Across the entries below, how many lines contain the string "time"? Only the number is wanted.

[Recorded information Boundary: Start]

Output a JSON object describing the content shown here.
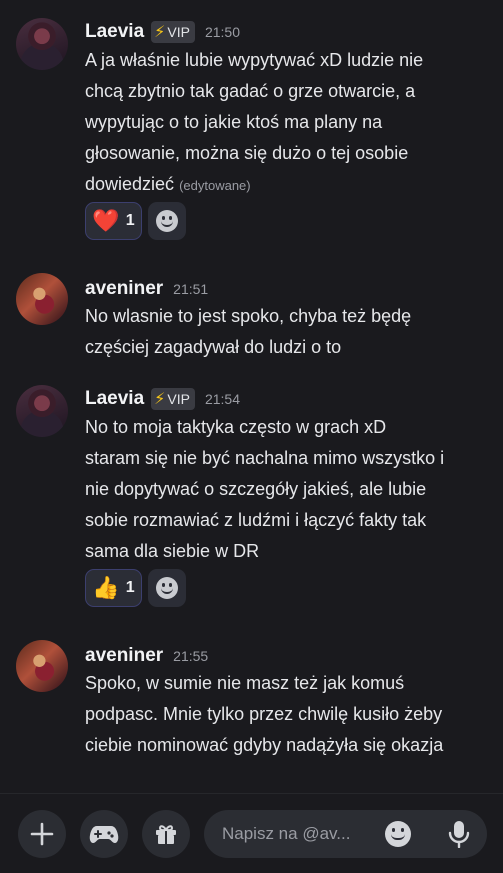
{
  "messages": [
    {
      "username": "Laevia",
      "badge": "VIP",
      "time": "21:50",
      "lines": [
        "A ja właśnie lubie wypytywać xD ludzie nie",
        "chcą zbytnio tak gadać o grze otwarcie, a",
        "wypytując o to jakie ktoś ma plany na",
        "głosowanie, można się dużo o tej osobie",
        "dowiedzieć"
      ],
      "edited": "(edytowane)",
      "reaction": {
        "emoji": "❤️",
        "count": "1",
        "emoji_name": "heart"
      }
    },
    {
      "username": "aveniner",
      "time": "21:51",
      "lines": [
        "No wlasnie to jest spoko, chyba też będę",
        "częściej zagadywał do ludzi o to"
      ]
    },
    {
      "username": "Laevia",
      "badge": "VIP",
      "time": "21:54",
      "lines": [
        "No to moja taktyka często w grach xD",
        "staram się nie być nachalna mimo wszystko i",
        "nie dopytywać o szczegóły jakieś, ale lubie",
        "sobie rozmawiać z ludźmi i łączyć fakty tak",
        "sama dla siebie w DR"
      ],
      "reaction": {
        "emoji": "👍",
        "count": "1",
        "emoji_name": "thumbs-up"
      }
    },
    {
      "username": "aveniner",
      "time": "21:55",
      "lines": [
        "Spoko, w sumie nie masz też jak komuś",
        "podpasc. Mnie tylko przez chwilę kusiło żeby",
        "ciebie nominować gdyby nadążyła się okazja"
      ]
    }
  ],
  "composer": {
    "placeholder": "Napisz na @av...",
    "icons": [
      "plus-icon",
      "gamepad-icon",
      "gift-icon",
      "emoji-icon",
      "microphone-icon"
    ]
  },
  "colors": {
    "background": "#1a1a1e",
    "reaction_border": "#3c3f6e",
    "vip_bolt": "#f5c518"
  }
}
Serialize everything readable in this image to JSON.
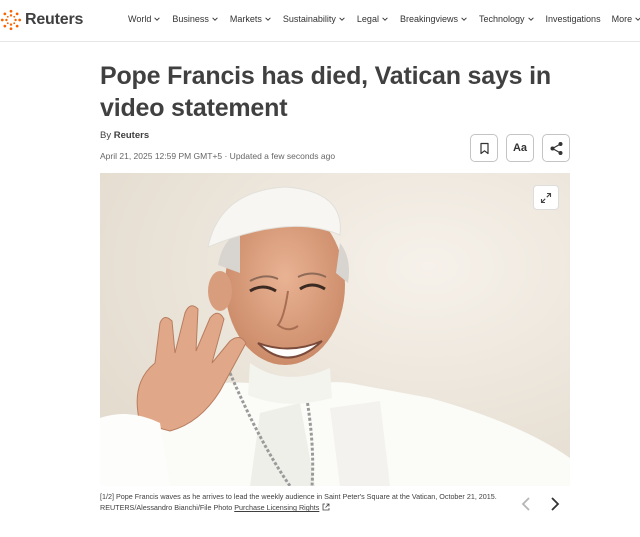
{
  "brand": {
    "name": "Reuters",
    "accent": "#fa6400"
  },
  "nav": {
    "items": [
      {
        "label": "World",
        "has_dropdown": true
      },
      {
        "label": "Business",
        "has_dropdown": true
      },
      {
        "label": "Markets",
        "has_dropdown": true
      },
      {
        "label": "Sustainability",
        "has_dropdown": true
      },
      {
        "label": "Legal",
        "has_dropdown": true
      },
      {
        "label": "Breakingviews",
        "has_dropdown": true
      },
      {
        "label": "Technology",
        "has_dropdown": true
      },
      {
        "label": "Investigations",
        "has_dropdown": false
      },
      {
        "label": "More",
        "has_dropdown": true
      }
    ]
  },
  "article": {
    "headline": "Pope Francis has died, Vatican says in video statement",
    "byline_prefix": "By",
    "author": "Reuters",
    "dateline": "April 21, 2025 12:59 PM GMT+5 · Updated a few seconds ago",
    "tools": {
      "text_size_label": "Aa"
    }
  },
  "photo": {
    "counter": "[1/2]",
    "caption": "Pope Francis waves as he arrives to lead the weekly audience in Saint Peter's Square at the Vatican, October 21, 2015. REUTERS/Alessandro Bianchi/File Photo",
    "license_link": "Purchase Licensing Rights"
  }
}
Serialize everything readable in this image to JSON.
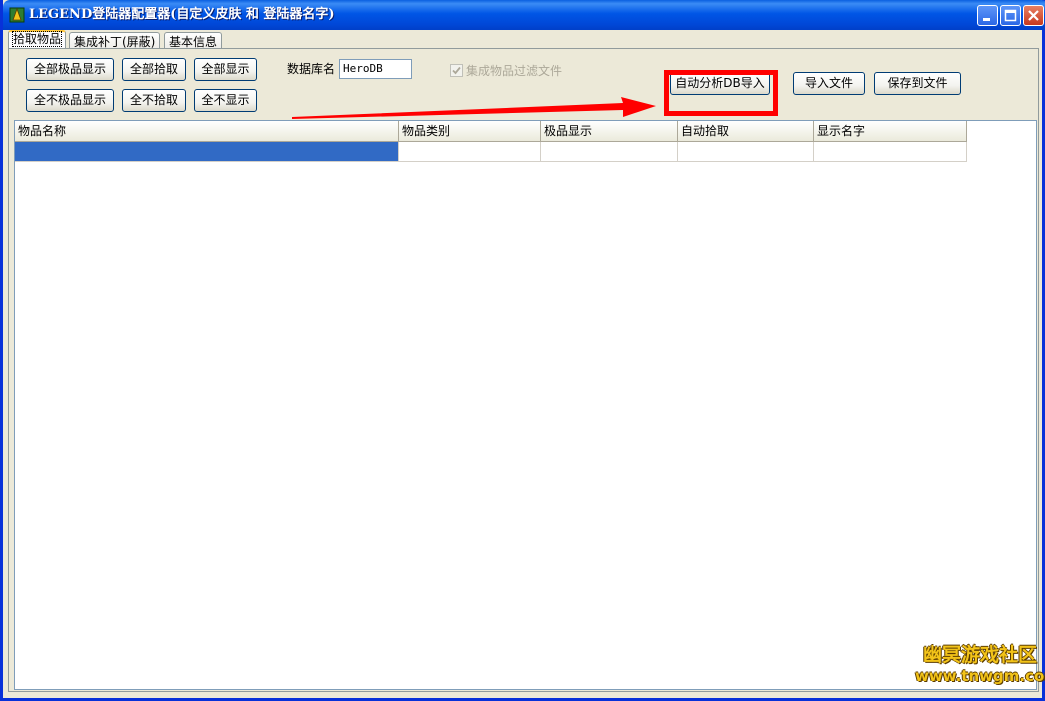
{
  "window": {
    "title": "LEGEND登陆器配置器(自定义皮肤 和 登陆器名字)",
    "icon": "app-icon"
  },
  "tabs": [
    {
      "label": "拾取物品",
      "active": true
    },
    {
      "label": "集成补丁(屏蔽)",
      "active": false
    },
    {
      "label": "基本信息",
      "active": false
    }
  ],
  "toolbar": {
    "buttons": [
      "全部极品显示",
      "全部拾取",
      "全部显示",
      "全不极品显示",
      "全不拾取",
      "全不显示"
    ],
    "db_label": "数据库名",
    "db_value": "HeroDB",
    "filter_checkbox_label": "集成物品过滤文件",
    "filter_checked": true,
    "auto_import_label": "自动分析DB导入",
    "import_file_label": "导入文件",
    "save_file_label": "保存到文件"
  },
  "grid": {
    "columns": [
      "物品名称",
      "物品类别",
      "极品显示",
      "自动拾取",
      "显示名字"
    ],
    "rows": [
      [
        "",
        "",
        "",
        "",
        ""
      ]
    ],
    "selection_color": "#316AC5"
  },
  "annotation": {
    "color": "#FF0000"
  },
  "watermark": {
    "title": "幽冥游戏社区",
    "url": "www.tnwgm.com"
  }
}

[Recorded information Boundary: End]

● Solution
4